DESCRIPTION OF THE TASK —
Nothing but the exact text of the entries should appear in your answer; pictures stay out.

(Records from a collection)
===============

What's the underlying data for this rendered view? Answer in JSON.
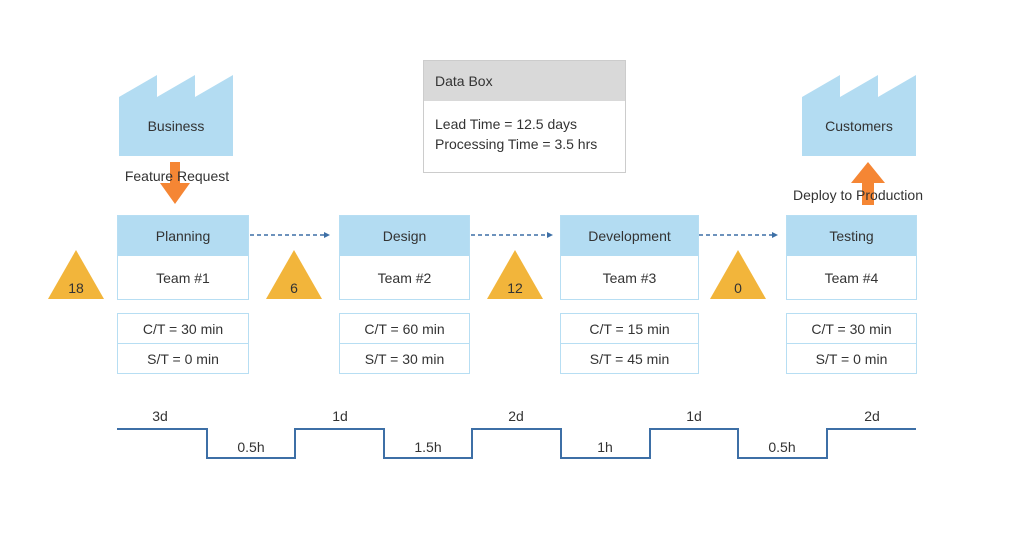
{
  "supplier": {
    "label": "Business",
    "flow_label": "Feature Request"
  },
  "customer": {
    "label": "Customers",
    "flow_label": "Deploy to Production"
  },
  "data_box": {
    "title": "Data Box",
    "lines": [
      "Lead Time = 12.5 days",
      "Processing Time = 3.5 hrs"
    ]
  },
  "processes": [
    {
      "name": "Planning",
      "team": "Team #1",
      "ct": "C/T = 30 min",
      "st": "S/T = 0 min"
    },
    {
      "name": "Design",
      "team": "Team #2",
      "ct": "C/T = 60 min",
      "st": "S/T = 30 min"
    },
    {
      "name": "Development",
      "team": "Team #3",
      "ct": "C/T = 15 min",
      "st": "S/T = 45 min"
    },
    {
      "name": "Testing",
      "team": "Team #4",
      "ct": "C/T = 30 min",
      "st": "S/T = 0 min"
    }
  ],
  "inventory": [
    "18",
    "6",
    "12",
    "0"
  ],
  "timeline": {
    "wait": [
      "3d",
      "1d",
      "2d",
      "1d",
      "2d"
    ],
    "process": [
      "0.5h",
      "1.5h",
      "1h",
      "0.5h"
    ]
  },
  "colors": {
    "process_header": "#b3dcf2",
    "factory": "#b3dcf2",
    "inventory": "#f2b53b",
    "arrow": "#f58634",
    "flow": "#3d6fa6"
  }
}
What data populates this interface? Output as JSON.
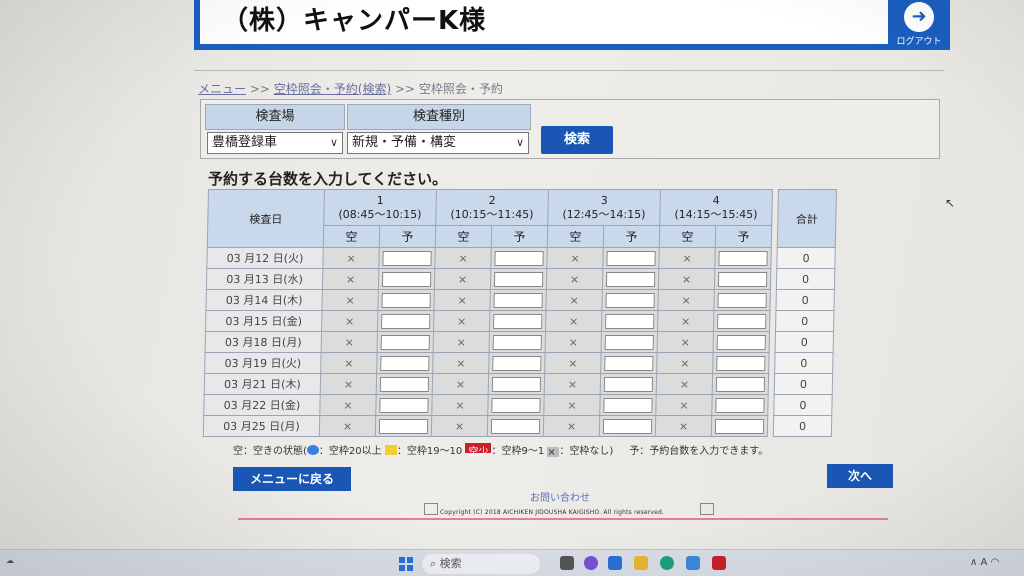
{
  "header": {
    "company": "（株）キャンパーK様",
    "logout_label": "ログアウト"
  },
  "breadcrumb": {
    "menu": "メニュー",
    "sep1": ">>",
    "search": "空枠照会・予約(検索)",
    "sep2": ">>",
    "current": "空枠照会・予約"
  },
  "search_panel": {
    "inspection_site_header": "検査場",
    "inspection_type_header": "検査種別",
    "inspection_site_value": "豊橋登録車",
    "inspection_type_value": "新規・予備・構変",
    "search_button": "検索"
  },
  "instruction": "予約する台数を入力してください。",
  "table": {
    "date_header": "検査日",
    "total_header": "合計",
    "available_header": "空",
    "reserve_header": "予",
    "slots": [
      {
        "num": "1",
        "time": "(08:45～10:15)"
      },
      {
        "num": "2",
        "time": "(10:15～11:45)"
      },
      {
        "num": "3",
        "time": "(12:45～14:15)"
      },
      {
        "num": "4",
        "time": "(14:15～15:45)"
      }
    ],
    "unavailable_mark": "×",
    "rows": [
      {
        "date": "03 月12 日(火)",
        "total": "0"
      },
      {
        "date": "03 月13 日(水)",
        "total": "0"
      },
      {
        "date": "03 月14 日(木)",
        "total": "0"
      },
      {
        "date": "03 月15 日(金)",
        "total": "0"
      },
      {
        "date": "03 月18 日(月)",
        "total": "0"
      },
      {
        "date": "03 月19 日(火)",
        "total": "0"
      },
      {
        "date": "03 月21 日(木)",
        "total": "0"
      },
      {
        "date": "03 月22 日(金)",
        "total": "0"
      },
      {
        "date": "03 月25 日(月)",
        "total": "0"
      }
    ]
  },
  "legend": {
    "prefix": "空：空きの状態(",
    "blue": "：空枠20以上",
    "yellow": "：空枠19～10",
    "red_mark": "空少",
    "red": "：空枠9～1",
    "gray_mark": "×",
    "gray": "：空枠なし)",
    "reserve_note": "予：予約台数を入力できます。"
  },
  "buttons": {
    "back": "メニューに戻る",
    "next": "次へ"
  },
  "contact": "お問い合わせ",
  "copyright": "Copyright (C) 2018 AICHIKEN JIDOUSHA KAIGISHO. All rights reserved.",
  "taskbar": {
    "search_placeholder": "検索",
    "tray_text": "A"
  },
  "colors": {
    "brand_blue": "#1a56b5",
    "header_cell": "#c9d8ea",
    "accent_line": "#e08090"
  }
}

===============

WRITTEN ANSWER —
What's the underlying data for this rendered view? Answer in JSON.
{
  "supplier": {
    "label": "Business",
    "flow_label": "Feature Request"
  },
  "customer": {
    "label": "Customers",
    "flow_label": "Deploy to Production"
  },
  "data_box": {
    "title": "Data Box",
    "lines": [
      "Lead Time = 12.5 days",
      "Processing Time = 3.5 hrs"
    ]
  },
  "processes": [
    {
      "name": "Planning",
      "team": "Team #1",
      "ct": "C/T = 30 min",
      "st": "S/T = 0 min"
    },
    {
      "name": "Design",
      "team": "Team #2",
      "ct": "C/T = 60 min",
      "st": "S/T = 30 min"
    },
    {
      "name": "Development",
      "team": "Team #3",
      "ct": "C/T = 15 min",
      "st": "S/T = 45 min"
    },
    {
      "name": "Testing",
      "team": "Team #4",
      "ct": "C/T = 30 min",
      "st": "S/T = 0 min"
    }
  ],
  "inventory": [
    "18",
    "6",
    "12",
    "0"
  ],
  "timeline": {
    "wait": [
      "3d",
      "1d",
      "2d",
      "1d",
      "2d"
    ],
    "process": [
      "0.5h",
      "1.5h",
      "1h",
      "0.5h"
    ]
  },
  "colors": {
    "process_header": "#b3dcf2",
    "factory": "#b3dcf2",
    "inventory": "#f2b53b",
    "arrow": "#f58634",
    "flow": "#3d6fa6"
  }
}
What data populates this interface? Output as JSON.
{
  "header": {
    "company": "（株）キャンパーK様",
    "logout_label": "ログアウト"
  },
  "breadcrumb": {
    "menu": "メニュー",
    "sep1": ">>",
    "search": "空枠照会・予約(検索)",
    "sep2": ">>",
    "current": "空枠照会・予約"
  },
  "search_panel": {
    "inspection_site_header": "検査場",
    "inspection_type_header": "検査種別",
    "inspection_site_value": "豊橋登録車",
    "inspection_type_value": "新規・予備・構変",
    "search_button": "検索"
  },
  "instruction": "予約する台数を入力してください。",
  "table": {
    "date_header": "検査日",
    "total_header": "合計",
    "available_header": "空",
    "reserve_header": "予",
    "slots": [
      {
        "num": "1",
        "time": "(08:45～10:15)"
      },
      {
        "num": "2",
        "time": "(10:15～11:45)"
      },
      {
        "num": "3",
        "time": "(12:45～14:15)"
      },
      {
        "num": "4",
        "time": "(14:15～15:45)"
      }
    ],
    "unavailable_mark": "×",
    "rows": [
      {
        "date": "03 月12 日(火)",
        "total": "0"
      },
      {
        "date": "03 月13 日(水)",
        "total": "0"
      },
      {
        "date": "03 月14 日(木)",
        "total": "0"
      },
      {
        "date": "03 月15 日(金)",
        "total": "0"
      },
      {
        "date": "03 月18 日(月)",
        "total": "0"
      },
      {
        "date": "03 月19 日(火)",
        "total": "0"
      },
      {
        "date": "03 月21 日(木)",
        "total": "0"
      },
      {
        "date": "03 月22 日(金)",
        "total": "0"
      },
      {
        "date": "03 月25 日(月)",
        "total": "0"
      }
    ]
  },
  "legend": {
    "prefix": "空：空きの状態(",
    "blue": "：空枠20以上",
    "yellow": "：空枠19～10",
    "red_mark": "空少",
    "red": "：空枠9～1",
    "gray_mark": "×",
    "gray": "：空枠なし)",
    "reserve_note": "予：予約台数を入力できます。"
  },
  "buttons": {
    "back": "メニューに戻る",
    "next": "次へ"
  },
  "contact": "お問い合わせ",
  "copyright": "Copyright (C) 2018 AICHIKEN JIDOUSHA KAIGISHO. All rights reserved.",
  "taskbar": {
    "search_placeholder": "検索",
    "tray_text": "A"
  },
  "colors": {
    "brand_blue": "#1a56b5",
    "header_cell": "#c9d8ea",
    "accent_line": "#e08090"
  }
}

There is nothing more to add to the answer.